“He is despised and rejected of men; a man of sorrows, and acquainted with grief: and we hid as it were our faces from him; he was despised, and we esteemed him not. Surely he hath borne our griefs, and carried our sorrows: yet we did esteem him stricken, smitten of God, and afflicted. But he was wounded for our transgressions, he was bruised for our iniquities: the chastisement of our peace was upon him; and with his stripes we are healed. All we like sheep have gone astray; we have turned every one to his own way; and the LORD hath laid on him the iniquity of us all.” — Isaiah 53:3–6
Some have argued that this passage refers to Israel, but in the context that explanation makes little sense. Isaiah clearly says in verse 53:8, “for the transgression of my people was he stricken.” That is, “he” stands in contrast to Israel, Isaiah’s people.
In the next verse, Isaiah says: “And he made his grave with the wicked, and with the rich in his death; because he had done no violence, neither was any deceit in his mouth.”
It cannot be said of Israel that there was no deceit in her mouth.
On the other hand, Jesus was crucified between two thieves (Mark 15:27), and yet was buried in the grave of Joseph of Arimathaea, a wealthy man with enough standing to go ask Pilate for Jesus’ body (Mark15:43–46).
In Isaiah 53:10, we get a hint at a resurrection, because after his soul is made “an offering for sin” he will then “prolong his days.”

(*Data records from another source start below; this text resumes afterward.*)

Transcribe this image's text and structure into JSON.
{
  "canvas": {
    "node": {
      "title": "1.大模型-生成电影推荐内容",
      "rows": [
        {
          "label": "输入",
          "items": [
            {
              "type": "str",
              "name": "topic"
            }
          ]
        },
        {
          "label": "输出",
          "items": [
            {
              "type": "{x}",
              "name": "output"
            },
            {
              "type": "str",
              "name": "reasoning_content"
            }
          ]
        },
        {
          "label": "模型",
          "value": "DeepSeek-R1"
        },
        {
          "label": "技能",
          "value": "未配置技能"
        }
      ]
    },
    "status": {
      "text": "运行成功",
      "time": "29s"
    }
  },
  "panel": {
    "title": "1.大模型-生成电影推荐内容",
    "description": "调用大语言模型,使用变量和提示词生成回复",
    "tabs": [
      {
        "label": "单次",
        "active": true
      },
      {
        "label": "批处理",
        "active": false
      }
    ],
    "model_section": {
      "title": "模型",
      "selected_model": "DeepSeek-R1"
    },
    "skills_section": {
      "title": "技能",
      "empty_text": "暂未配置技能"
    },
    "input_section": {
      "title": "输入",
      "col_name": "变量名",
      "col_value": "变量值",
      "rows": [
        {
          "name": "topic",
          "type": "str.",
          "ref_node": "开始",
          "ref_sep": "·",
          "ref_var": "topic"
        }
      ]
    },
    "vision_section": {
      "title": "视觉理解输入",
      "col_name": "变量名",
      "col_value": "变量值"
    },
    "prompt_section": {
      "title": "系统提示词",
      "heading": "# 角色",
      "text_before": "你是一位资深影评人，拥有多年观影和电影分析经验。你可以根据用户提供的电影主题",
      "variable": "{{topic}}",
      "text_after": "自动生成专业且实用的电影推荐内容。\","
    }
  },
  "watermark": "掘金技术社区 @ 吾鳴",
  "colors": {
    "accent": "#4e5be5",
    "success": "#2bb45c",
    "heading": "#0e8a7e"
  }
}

In the end, Isaiah says in verse 12 that God would reward this righteous servant (numbered with the transgressors, but not one himself), “he shall divide the spoil with the strong; because he hath poured out his soul unto death: and he was numbered with the transgressors; and he bare the sin of many, and made intercession for the transgressors.”
Our Redeemer Lives

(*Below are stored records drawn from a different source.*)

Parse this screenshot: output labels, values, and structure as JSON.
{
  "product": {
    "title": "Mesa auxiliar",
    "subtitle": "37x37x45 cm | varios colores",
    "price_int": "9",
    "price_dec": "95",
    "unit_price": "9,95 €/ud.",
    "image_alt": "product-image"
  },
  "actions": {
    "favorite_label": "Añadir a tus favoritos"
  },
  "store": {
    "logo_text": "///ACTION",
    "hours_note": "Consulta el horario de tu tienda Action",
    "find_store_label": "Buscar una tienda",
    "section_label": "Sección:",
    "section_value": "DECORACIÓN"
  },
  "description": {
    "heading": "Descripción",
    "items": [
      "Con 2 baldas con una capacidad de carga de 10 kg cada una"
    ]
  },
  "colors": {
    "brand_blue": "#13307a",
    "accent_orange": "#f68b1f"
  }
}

In the oldest book of the Bible, written even before Moses wrote the Pentateuch, Job prophesied from the ash heap where he suffered. He declared in verses 19:25–26:

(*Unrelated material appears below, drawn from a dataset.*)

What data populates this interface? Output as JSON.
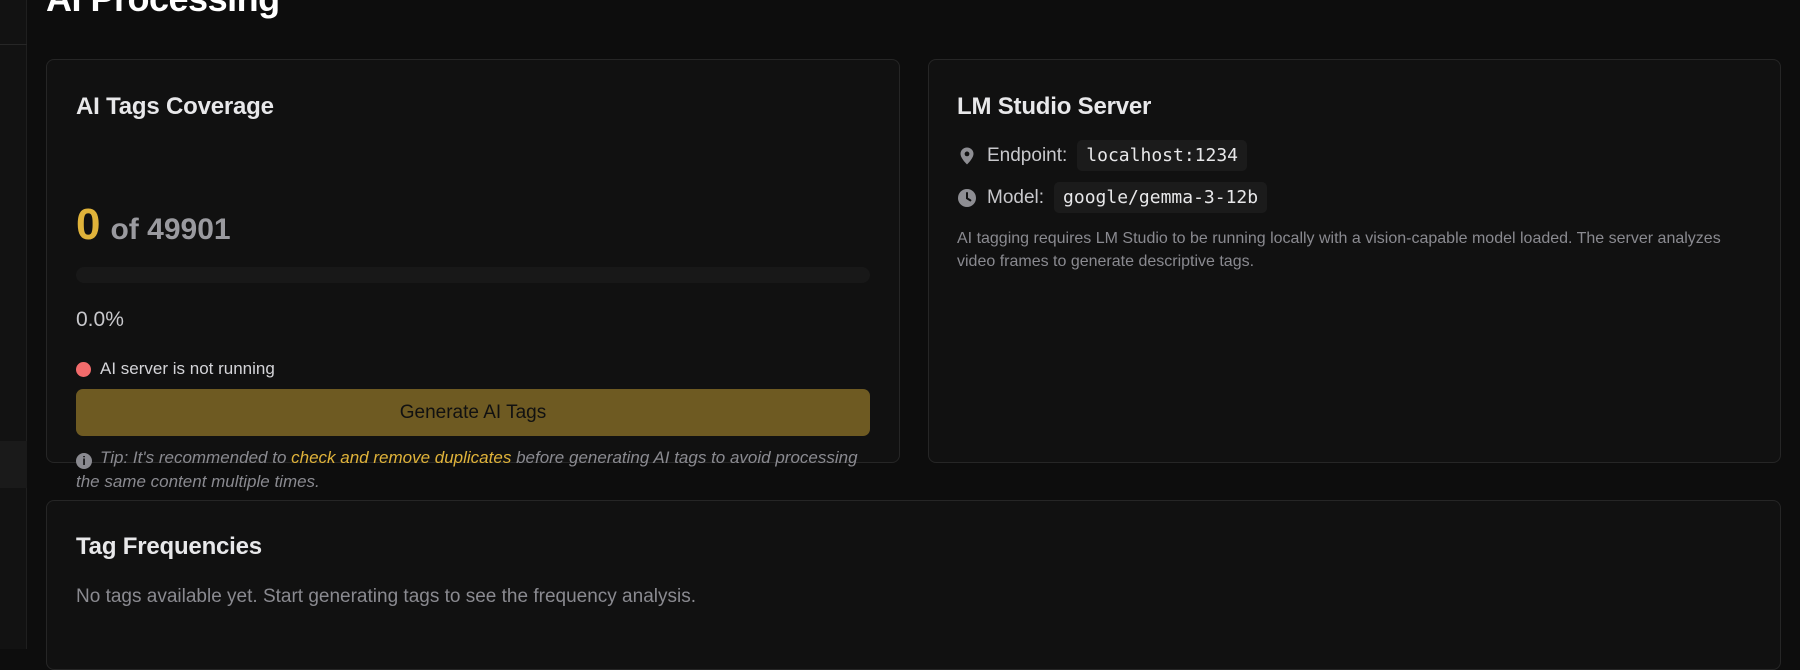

“For I know that my redeemer liveth, and that he shall stand at the latter day upon the earth. And though after my skin worms destroy this body, yet in my flesh shall I see God.”
These prophecies are just the beginning, of course. Exodus 12:1–28 describes the feast of Passover. It was set up as a type of Christ, one that gave the Hebrews an understanding of the use of a perfect lamb as a sacrifice, the blood of which would protect those under it from the wrath of God, the angel of death. The Jews were to prepare for the feast by removing all leaven from their homes, symbolic of removing sin from their lives.
Paul the scholar writes in 1 Corinthians 5:7, “Purge out therefore the old leaven, that ye may be a new lump, as ye are unleavened. For even Christ our passover is sacrificed for us.”
The Pure Spotless Lamb
Peter describes how we are saved by “the precious blood of Christ, as of a lamb without blemish and without spot.” Just as John the Baptist understood, Jesus was the fulfillment of the Levitical system of blood sacrifice (e.g. Lev 8–9). Jesus was the true spotless lamb whose blood could take away sins. The sacrifice of bulls and goats could never take away sin, as the writer of Hebrews noted in verses 10:4–5, quoting Psalm 40:6:
“For it is not possible that the blood of bulls and of goats should take away sins. Wherefore when he cometh into the world, he saith, Sacrifice and offering thou wouldest not, but a body hast thou prepared me.”
The sacrifice of Jesus Christ for the sins of humanity was not an afterthought of God. It was always the plan from the beginning. Revelation 13:8 calls Jesus, “the Lamb slain from the foundation of the world.”
Throughout the Law and the Prophets, God revealed His eternal plan of redemption to mankind. In advance, He described the sacrifice and resurrection of the Messiah. It was a plan He had purposed before He had even formed humanity. He then accomplished it, and through Jesus Christ we have the victory now and forever.
Praise the King!
“He will swallow up death in victory; and the Lord GOD will wipe away tears from off all faces; and the rebuke of his people shall he take away from off all the earth: for the LORD hath spoken it.” — Isaiah 25:8